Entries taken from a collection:

--------------------------------

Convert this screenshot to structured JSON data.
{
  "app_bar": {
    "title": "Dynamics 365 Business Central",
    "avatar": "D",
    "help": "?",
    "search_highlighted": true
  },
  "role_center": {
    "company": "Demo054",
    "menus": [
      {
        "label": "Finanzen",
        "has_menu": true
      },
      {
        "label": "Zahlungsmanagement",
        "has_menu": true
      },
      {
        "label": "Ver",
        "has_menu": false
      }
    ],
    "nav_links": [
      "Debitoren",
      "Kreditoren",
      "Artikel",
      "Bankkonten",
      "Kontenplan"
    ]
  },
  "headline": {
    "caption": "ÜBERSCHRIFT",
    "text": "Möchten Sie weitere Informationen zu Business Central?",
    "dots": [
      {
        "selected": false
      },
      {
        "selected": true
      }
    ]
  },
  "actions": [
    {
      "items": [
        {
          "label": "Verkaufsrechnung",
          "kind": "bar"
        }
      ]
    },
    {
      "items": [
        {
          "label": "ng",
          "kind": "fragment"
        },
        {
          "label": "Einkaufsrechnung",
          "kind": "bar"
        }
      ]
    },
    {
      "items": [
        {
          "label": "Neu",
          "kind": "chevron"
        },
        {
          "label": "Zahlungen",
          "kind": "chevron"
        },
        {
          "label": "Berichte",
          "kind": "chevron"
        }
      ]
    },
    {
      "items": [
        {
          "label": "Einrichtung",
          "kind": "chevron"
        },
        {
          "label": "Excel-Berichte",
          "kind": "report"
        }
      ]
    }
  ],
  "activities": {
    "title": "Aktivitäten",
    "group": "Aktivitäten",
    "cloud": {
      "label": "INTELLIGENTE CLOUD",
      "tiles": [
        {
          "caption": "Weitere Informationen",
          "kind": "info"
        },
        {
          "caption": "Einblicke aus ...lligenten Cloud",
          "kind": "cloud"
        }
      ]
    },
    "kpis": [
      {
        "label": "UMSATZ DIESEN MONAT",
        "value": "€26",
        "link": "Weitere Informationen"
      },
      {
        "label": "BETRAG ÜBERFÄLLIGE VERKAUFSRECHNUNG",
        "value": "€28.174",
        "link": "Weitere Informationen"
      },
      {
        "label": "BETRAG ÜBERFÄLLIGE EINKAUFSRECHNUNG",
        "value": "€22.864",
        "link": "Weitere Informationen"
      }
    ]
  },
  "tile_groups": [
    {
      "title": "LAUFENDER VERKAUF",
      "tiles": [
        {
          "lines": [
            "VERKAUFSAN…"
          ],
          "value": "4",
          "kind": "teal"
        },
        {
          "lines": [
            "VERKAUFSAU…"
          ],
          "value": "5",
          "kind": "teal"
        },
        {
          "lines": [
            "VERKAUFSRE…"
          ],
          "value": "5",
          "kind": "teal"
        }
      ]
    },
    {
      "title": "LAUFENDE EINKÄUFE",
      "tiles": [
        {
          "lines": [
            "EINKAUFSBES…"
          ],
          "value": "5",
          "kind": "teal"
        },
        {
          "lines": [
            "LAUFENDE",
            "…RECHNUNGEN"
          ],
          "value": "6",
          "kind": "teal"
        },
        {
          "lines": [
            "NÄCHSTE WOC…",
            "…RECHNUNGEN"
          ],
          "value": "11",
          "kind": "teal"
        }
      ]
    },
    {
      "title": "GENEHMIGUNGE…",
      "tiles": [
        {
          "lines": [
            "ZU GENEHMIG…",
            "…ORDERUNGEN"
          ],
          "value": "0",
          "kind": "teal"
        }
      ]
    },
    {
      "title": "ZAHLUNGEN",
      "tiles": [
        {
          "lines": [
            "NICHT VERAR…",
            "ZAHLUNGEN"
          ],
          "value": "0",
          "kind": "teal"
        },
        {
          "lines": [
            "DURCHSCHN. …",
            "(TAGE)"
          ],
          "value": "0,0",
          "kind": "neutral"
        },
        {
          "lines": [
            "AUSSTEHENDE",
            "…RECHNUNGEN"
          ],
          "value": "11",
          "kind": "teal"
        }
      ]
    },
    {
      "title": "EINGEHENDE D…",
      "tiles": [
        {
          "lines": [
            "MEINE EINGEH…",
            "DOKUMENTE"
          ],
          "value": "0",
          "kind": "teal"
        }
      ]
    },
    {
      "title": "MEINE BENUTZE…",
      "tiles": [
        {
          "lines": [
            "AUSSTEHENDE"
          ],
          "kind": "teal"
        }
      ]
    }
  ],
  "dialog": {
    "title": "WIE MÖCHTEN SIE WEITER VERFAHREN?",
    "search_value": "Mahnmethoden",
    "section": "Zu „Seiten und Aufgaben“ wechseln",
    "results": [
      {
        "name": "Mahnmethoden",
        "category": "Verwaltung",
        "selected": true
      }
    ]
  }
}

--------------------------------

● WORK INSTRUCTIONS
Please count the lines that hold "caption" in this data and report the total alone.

● RESULT
3